*This is one of the first full reviews I wrote, and it’s on one of my favorite books. Later this year, I will be posting a full article on my current thoughts on Karen McManus and her books.
Summary: Pay close attention and you might solve this.
On Monday afternoon, five students at Bayview High walk into detention.
Bronwyn, the brain, is Yale-bound and never breaks a rule.
Addy, the beauty, is the picture-perfect homecoming princess.
Nate, the criminal, is already on probation for dealing.
Cooper, the athlete, is the all-star baseball pitcher.
And Simon, the outcast, is the creator of Bayview High’s notorious gossip app.
Only, Simon never makes it out of that classroom. Before the end of detention Simon’s dead. And according to investigators, his death wasn’t an accident. On Monday, he died. But on Tuesday, he’d planned to post juicy reveals about all four of his high-profile classmates, which makes all four of them suspects in his murder. Or are they the perfect patsies for a killer who’s still on the loose?
Everyone has secrets, right? What really matters is how far you would go to protect them.
Imagine The Breakfast Club meets Pretty Little Liars, and this is the premise of the book One of Us is Lying by Karen McManus.
When I first read the description of this book, I was immediately intrigued. I love Young Adult (YA) literature and I love mysteries. So, when the two are combined, I can’t help but to read it.
This book was a rollercoaster of emotions. With every chapter, I learned something new about the main characters, and a new twist was taken with the plot.
The plot of the book is that five students enter detention, and only four come out alive. The death wasn’t an accident, and the characters and the readers have to determine who did the killing.
The four main characters the audience follows along throughout the story are Bronwyn, Addy, Nate, and Cooper. The fifth character, who dies, is Simon.

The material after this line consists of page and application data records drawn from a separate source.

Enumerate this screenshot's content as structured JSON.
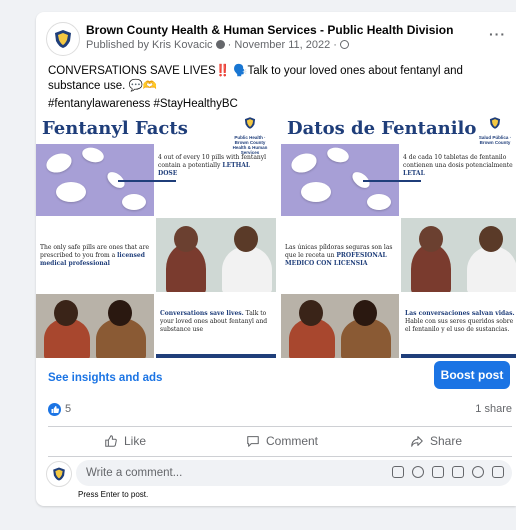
{
  "post": {
    "page_name": "Brown County Health & Human Services - Public Health Division",
    "published_by": "Published by Kris Kovacic",
    "date": "November 11, 2022",
    "more_label": "···",
    "line1": "CONVERSATIONS SAVE LIVES‼️ 🗣️Talk to your loved ones about fentanyl and substance use. 💬🫶",
    "line2": "#fentanylawareness #StayHealthyBC"
  },
  "image_en": {
    "title": "Fentanyl Facts",
    "logo_text": "Public Health · Brown County Health & Human Services",
    "fact1_pre": "4 out of every 10 pills with fentanyl contain a potentially",
    "fact1_bold": "LETHAL DOSE",
    "fact2_pre": "The only safe pills are ones that are prescribed to you from a",
    "fact2_bold": "licensed medical professional",
    "fact3_bold": "Conversations save lives.",
    "fact3_post": "Talk to your loved ones about fentanyl and substance use"
  },
  "image_es": {
    "title": "Datos de Fentanilo",
    "logo_text": "Salud Pública · Brown County",
    "fact1_pre": "4 de cada 10 tabletas de fentanilo contienen una dosis potencialmente",
    "fact1_bold": "LETAL",
    "fact2_pre": "Las únicas píldoras seguras son las que le receta un",
    "fact2_bold": "PROFESIONAL MEDICO CON LICENSIA",
    "fact3_bold": "Las conversaciones salvan vidas.",
    "fact3_post": "Hable con sus seres queridos sobre el fentanilo y el uso de sustancias."
  },
  "insights": {
    "label": "See insights and ads",
    "boost_label": "Boost post"
  },
  "reactions": {
    "count": "5",
    "shares": "1 share"
  },
  "actions": {
    "like": "Like",
    "comment": "Comment",
    "share": "Share"
  },
  "composer": {
    "placeholder": "Write a comment...",
    "hint": "Press Enter to post."
  },
  "colors": {
    "accent": "#1b74e4",
    "navy": "#1f3e7a",
    "lavender": "#a79fd6"
  }
}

On the surface, these characters all follow the same stereotypical tropes that many characters in teen movies do, but as the story evolves, so does our understanding of them.
When the story first began, I will admit I did not like some of the characters. They were so much like their stereotypes that they did not seem realistic. However, by the end of the story, I found a personality trait in each of them that made them more likeable and more human.
Most of the chapters are told from at least two different characters perspective. While this does add more depth to the story, it does become confusing.
I really enjoyed this book, and I recommend that anyone who loves mysteries should read this. While I did not like the many POV changes and some of the expected twists, the characters kept me involved and the ending left me amazed.
Overall, I give this a 4 out of 5 stars. (This rating has changed.)